• [Exercise goal]:
Report each line of the entries below that includes "Arlington".

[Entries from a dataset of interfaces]
○ ○ ○ ○ ○

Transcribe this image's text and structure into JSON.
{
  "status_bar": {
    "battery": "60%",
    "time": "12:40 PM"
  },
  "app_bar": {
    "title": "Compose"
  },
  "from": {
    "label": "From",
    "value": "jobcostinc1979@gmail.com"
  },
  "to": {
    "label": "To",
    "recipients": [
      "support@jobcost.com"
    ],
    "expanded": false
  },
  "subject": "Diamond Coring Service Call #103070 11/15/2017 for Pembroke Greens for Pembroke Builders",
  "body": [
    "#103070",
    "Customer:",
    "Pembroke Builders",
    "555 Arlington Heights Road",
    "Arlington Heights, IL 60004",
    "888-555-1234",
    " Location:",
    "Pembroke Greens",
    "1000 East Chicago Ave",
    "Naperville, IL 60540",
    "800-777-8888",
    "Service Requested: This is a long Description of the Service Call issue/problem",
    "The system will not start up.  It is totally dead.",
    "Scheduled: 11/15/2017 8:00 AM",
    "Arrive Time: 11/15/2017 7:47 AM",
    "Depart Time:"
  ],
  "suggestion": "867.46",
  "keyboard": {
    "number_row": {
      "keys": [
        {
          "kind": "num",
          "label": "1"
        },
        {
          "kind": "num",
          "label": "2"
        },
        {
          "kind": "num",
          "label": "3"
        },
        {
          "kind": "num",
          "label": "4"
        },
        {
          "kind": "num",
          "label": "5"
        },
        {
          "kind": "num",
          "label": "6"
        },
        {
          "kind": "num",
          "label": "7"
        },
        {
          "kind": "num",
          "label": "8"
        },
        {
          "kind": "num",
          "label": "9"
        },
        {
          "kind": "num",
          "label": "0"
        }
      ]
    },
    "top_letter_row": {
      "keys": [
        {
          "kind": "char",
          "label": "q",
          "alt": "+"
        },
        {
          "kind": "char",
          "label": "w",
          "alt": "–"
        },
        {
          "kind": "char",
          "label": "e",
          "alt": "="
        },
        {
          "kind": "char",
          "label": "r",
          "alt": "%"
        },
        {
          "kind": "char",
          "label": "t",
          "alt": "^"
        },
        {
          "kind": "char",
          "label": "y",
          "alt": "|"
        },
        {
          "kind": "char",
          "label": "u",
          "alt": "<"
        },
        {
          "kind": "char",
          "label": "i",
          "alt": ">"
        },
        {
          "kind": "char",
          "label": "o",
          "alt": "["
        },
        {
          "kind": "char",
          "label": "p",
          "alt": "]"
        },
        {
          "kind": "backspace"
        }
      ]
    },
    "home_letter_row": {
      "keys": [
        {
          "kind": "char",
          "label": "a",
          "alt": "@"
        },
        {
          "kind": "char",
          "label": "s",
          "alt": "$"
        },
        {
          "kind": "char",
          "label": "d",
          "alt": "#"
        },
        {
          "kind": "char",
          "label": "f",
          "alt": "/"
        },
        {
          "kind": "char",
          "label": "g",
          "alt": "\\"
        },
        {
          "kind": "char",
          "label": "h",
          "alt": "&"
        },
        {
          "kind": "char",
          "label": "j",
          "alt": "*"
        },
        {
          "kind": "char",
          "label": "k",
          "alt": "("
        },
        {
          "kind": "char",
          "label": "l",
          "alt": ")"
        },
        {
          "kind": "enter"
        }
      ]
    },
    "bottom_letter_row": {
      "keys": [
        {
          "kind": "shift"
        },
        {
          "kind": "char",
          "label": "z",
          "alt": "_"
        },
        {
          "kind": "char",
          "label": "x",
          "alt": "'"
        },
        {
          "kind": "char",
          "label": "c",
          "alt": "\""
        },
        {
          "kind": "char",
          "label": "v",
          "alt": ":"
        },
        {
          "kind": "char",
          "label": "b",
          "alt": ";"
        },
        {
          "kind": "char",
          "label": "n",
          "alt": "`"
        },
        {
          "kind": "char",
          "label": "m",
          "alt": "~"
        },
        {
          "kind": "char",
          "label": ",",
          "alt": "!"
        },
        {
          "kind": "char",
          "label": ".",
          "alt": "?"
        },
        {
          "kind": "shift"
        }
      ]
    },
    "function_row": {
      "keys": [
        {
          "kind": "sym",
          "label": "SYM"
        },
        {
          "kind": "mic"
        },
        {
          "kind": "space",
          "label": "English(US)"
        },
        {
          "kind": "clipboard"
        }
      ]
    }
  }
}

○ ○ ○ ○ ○

• [Completed exercise]:
    "555 Arlington Heights Road",
    "Arlington Heights, IL 60004",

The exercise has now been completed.